Feces from people or animals is a powerful source of germs such as Salmonella, E. coli0157, and norovirus.  Infections from these germs can contribute to diarrhea and respiratory infections including adenovirus and hand-foot-mouth disease – schoolrooms, work environments and home settings are all up for grabs to harbor these and other types of infectious germs.  The CDC tells us that up to 21 million cases of diarrhea and vomiting take place in the US, each year, due to the norovirus, alone.  Adenoviruses account for about 10% of acute respiratory infections in children, and can cause diarrhea, paving the way for dehydration. 

 

Infectious germs can get onto one's hands after using the restroom as well as other ways, such as changing a baby's diaper or handling uncooked meats and not thoroughly washing hands, after wards.  And it is never a good idea to assume that one is safe from germs simply because a restroom appears to be clean.  Even in the cleanest environments, germs are everywhere; and are very easily spread from person to person – unwashed hands preparing food and germs “lying in wait” on handrails, tabletops, toys, etc. can cause illnesses more severe that one would expect.

 

The CDC makes it very clear that hand-washing, all on its own, is the most powerful preventative against disease.  A few CDC statistics point this out:

 

***  Hand-washing reduces, by 31%, the number of people who get sick with diarrhea

 

***  Hand-washing reduces, by 58%, diarrhea-related illness in people with weakened immune systems

 

***  Hand-washing reduces, by as much as 21%, respiratory illnesses, such as colds, within the general population

 

Antibiotic Resistance
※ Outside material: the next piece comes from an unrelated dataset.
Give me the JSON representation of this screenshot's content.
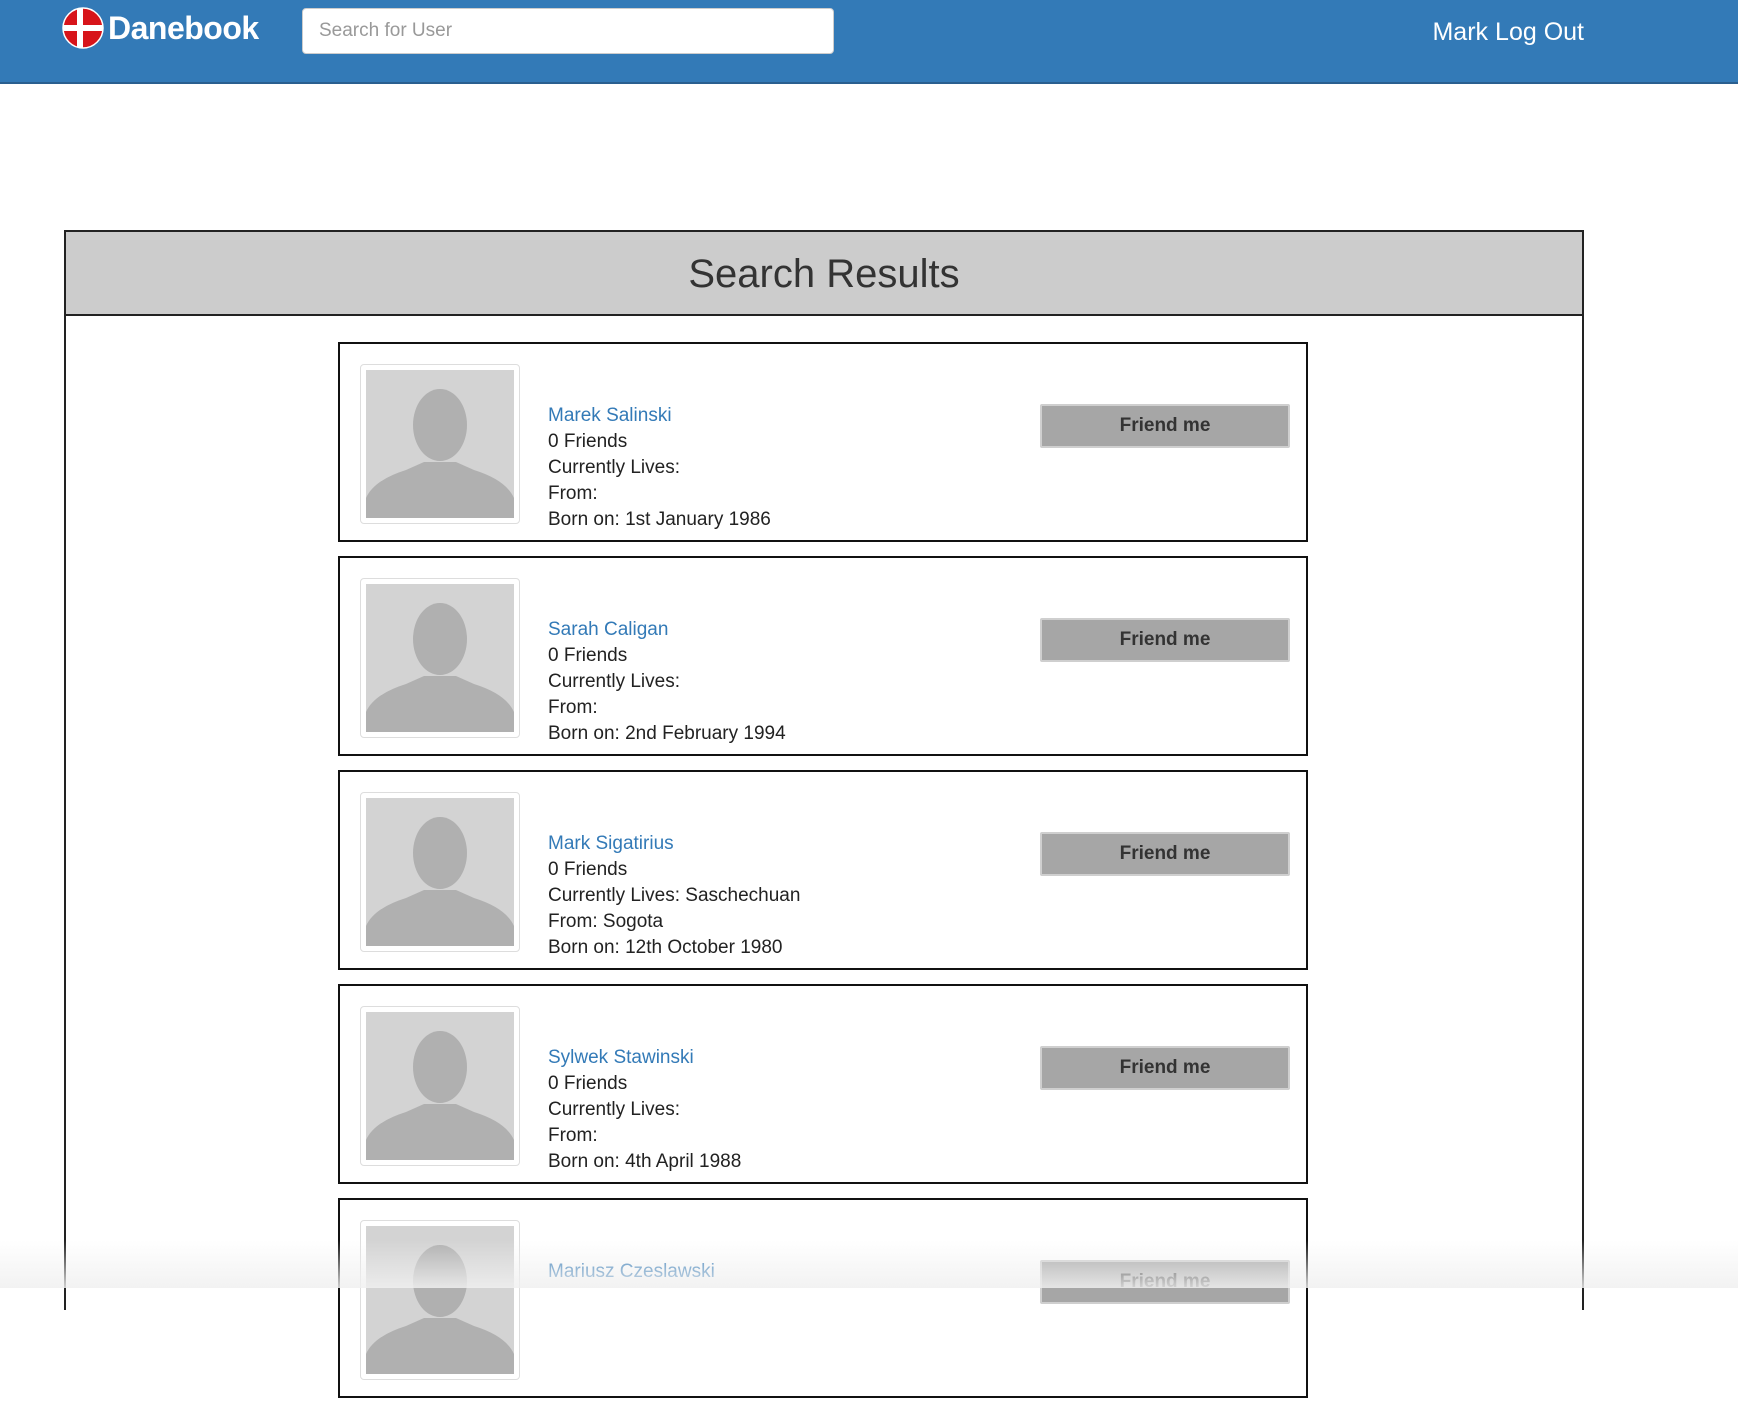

Whether you clean your hands at a portable hand-washing station or use the facilities in an inside restroom, removing dangerous germs from your hands will prevent sickness, plain and simple.  This, in turn, reduces the amount of antibiotics people are prescribed because they become ill.  This, then, reduces the likelihood that antibiotic resistance will develop.  After it's all said and done, antibiotics are, often, prescribed unnecessarily; and the overuse of antibiotics has led to antibiotic resistance in every part of the globe.  Antibiotic-resistant germs can be very difficult to treat.

 

Would it bother you if you knew your hands had come in contact with antibiotic-resistance germs?  If you could see them, it would probably concern you very much, especially if you were to view the spread of this type of germ to loved ones.  The proactive approach is so simple:  wash hands, thoroughly, multiple times throughout the day, especially after using the restroom.   

 

 

<<<<<According to the American Society for Microbiology, infectious diseases remain the leading cause of death and sickness worldwide, and the 3rd-leading cause of death in the US.  Hand-washing is the first line of defense.  The Center for Disease Control tells us that hand-washing is regarded as the single, most-important procedure for preventing the spread of infections to ourselves as well as others.